But you can’t decide everything about how the players are going to fight the orcs, or where, or when, or whether they try to skip straight to the orc leadership and find the cult right away. They need to be able to make their own decisions, and those decisions need to matter. Maybe they want to fight the orcs in the western mountains, before the scouts set up camps in good defensive positions, or perhaps in the east, where the farms are supplying the players’ army. And maybe they do want to head straight for the leadership, risking that the orcs will gain both the west and the east even if they lose their bosses. Give players the chance to make a decision and allow them to both benefit and suffer from its repercussions.
If you’re strapped for time and you can only plan for one of the party’s possible actions, there’s no shame in kindly asking your players to get on the rails for a while. I’ve done this more than once in my career, and I have an adult enough group to allow it. If I say “Guys, my hours at work were long this week so I only had time to design the dungeon and none of the side quests,” my players say “alright, we’ll do the dungeon this week and come back to the side quests later.” No DM can plan for everything; the DMs who look like they do are just good enough at improvising to make it seem like planning. When something can’t be improvised into something else, it’s alright to be up front with the players and say you’re only prepared for a subset of their available choices. If they hate it you can work together in the future (for example, ending each session with “what are you doing next week?” has done wonders for me).
- Give characters growth arcs. If giving players a boring story is a crime, making them be a boring story is a capital offense. Good characters, like real people, grow and change over the course of their lives, more so when their lives are full of harrowing adventures and kingdom-shaking triumphs. A character who only changes in terms of equipment and numbers gets old fast and becomes more of a burden to a player the longer the campaign goes.
Sometimes the answer is to let a player abandon a character who isn’t working; in the post-Ragnarok campaign I had a lot more fun with Steingeirr, a spear-wielding mountain of a man who only knows thirty words, than Eyvindr, long-suffering straight man to the party’s excessively esoteric sneak/murderer.
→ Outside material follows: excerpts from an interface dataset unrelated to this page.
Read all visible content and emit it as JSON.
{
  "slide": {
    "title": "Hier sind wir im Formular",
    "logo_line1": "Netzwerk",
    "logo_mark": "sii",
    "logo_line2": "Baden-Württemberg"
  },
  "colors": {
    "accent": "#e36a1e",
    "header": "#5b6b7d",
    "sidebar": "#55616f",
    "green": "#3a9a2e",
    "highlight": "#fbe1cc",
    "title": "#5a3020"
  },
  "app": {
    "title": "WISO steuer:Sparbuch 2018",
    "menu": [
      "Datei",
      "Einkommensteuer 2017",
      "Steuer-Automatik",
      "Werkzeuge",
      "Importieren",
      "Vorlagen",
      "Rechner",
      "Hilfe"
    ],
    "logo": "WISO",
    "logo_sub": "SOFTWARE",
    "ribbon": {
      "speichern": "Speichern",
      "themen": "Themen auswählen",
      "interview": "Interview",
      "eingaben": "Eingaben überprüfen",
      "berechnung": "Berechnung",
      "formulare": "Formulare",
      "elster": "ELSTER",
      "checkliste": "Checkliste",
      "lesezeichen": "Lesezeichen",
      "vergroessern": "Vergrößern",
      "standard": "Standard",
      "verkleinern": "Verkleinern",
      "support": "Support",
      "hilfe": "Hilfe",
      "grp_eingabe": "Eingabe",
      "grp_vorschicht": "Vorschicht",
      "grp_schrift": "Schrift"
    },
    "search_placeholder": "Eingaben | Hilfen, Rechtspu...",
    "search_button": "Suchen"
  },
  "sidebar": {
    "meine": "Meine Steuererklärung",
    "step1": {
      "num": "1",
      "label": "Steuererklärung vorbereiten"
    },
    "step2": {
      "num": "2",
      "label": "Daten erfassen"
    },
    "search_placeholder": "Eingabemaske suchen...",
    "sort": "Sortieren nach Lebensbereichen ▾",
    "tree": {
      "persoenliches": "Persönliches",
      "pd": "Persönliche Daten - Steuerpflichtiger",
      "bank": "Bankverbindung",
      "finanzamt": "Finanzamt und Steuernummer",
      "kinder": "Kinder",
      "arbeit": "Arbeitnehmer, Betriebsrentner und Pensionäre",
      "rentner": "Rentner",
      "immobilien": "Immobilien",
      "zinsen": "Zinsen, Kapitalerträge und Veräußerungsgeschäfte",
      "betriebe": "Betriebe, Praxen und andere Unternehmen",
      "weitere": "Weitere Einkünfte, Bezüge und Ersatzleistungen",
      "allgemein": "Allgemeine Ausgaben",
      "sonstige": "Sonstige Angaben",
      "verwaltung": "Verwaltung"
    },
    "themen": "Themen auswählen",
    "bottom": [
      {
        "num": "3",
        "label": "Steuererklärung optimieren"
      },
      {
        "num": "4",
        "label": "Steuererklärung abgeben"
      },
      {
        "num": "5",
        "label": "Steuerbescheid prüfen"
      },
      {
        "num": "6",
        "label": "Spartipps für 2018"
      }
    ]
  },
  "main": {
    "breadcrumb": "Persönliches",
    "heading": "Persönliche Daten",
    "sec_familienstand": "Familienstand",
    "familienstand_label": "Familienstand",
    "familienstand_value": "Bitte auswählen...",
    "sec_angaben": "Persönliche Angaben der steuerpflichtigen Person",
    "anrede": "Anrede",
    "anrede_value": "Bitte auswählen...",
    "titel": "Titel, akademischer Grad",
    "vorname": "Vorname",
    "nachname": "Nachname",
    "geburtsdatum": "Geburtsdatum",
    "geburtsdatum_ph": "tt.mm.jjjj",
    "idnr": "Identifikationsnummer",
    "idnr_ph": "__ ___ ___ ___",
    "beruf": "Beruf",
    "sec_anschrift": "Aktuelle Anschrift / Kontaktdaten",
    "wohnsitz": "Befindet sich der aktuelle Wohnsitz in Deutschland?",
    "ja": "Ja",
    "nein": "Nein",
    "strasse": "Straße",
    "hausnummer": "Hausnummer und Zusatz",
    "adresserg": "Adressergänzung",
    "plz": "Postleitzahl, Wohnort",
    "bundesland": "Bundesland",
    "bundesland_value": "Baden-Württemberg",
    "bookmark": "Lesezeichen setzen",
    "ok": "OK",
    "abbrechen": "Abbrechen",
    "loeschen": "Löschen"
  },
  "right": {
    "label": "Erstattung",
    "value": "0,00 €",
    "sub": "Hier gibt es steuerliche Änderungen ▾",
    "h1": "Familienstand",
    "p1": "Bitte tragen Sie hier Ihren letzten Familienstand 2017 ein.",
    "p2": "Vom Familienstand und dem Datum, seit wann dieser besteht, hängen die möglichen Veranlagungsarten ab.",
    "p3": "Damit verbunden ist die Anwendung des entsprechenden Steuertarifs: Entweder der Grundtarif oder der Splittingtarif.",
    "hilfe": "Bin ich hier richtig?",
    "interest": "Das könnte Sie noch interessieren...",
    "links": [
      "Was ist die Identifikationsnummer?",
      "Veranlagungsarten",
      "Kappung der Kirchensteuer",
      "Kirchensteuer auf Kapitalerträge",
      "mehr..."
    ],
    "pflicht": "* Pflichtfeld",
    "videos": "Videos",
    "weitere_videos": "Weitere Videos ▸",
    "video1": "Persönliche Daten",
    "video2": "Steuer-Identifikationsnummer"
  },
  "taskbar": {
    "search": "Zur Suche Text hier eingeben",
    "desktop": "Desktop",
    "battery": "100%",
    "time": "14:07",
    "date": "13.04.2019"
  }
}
But they can change characters without a character change. Ask your players what they want their characters to do, what their goals are, and how they want to accomplish them. This is good advice for any campaign but you may find in a long campaign you need to do it more than once. You can’t give everybody an arc that progresses only sparingly until it comes to a head at the final boss because that means it can languish for months without progression. Give the characters challenges and ask them how they want to grow, then let them.
That said, don’t force a growth arc. Some players like having the same character for a few years, and some characters don’t led themselves to dramatic changes. Don’t try to fix something if it’s not broken, but if a player expresses an interest in a change work with them.
All of this is good advice for campaigns of (almost) any length. I’ve just found they’re more important in longer campaigns because the pacing, the story structure, and the payoffs are different. Unless your three-year campaign is actually a series of thirty unrelated one-month plots you need to pay more attention that usual to your players’ long-term interest level and adjust what you’re doing accordingly.
Of course there are two edges to this coin. As a DM you have to enjoy the campaign too, and I’ll discuss that next post.
* — In what I promise was not intentional cross-promotion, I Podcast Magic Missile just did an episode about exactly how ridiculous a plot like this sounds to your players after a long enough time.